EXTRACTED ENTRIES:
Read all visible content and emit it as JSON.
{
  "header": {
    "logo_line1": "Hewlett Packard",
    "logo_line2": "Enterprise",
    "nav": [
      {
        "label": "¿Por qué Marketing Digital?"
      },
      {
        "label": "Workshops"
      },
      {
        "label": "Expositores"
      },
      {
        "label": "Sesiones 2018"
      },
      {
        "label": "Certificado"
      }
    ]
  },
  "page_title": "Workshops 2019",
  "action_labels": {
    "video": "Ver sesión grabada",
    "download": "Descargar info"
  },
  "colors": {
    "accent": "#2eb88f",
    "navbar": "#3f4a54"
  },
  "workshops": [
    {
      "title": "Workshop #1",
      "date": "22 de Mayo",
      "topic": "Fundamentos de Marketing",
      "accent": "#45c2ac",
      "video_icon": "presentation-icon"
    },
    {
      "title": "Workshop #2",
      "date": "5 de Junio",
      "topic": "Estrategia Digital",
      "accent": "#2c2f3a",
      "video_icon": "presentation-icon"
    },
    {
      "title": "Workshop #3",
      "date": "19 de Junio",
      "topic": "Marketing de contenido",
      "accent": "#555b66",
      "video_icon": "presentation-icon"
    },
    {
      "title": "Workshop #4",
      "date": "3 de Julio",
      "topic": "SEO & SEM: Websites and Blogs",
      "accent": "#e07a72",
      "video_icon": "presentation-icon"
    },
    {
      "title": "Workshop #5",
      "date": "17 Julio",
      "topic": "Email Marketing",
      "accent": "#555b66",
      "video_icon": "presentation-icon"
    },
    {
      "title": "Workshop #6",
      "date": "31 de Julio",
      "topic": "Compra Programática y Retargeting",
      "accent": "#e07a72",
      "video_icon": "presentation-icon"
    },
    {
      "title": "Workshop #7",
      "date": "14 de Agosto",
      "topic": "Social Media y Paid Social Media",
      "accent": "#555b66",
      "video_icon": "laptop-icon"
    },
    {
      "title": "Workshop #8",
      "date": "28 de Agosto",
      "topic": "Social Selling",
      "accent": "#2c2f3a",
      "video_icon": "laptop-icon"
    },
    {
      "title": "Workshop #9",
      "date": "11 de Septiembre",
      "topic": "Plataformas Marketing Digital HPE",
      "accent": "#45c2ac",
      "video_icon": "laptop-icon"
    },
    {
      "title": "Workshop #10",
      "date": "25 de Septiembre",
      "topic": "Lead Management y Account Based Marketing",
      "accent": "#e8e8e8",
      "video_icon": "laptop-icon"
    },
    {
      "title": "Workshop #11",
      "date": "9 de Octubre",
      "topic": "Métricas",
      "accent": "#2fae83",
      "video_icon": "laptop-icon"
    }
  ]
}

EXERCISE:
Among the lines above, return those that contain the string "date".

SOLUTION FOR THIS EXERCISE:
      "date": "22 de Mayo",
      "date": "5 de Junio",
      "date": "19 de Junio",
      "date": "3 de Julio",
      "date": "17 Julio",
      "date": "31 de Julio",
      "date": "14 de Agosto",
      "date": "28 de Agosto",
      "date": "11 de Septiembre",
      "date": "25 de Septiembre",
      "date": "9 de Octubre",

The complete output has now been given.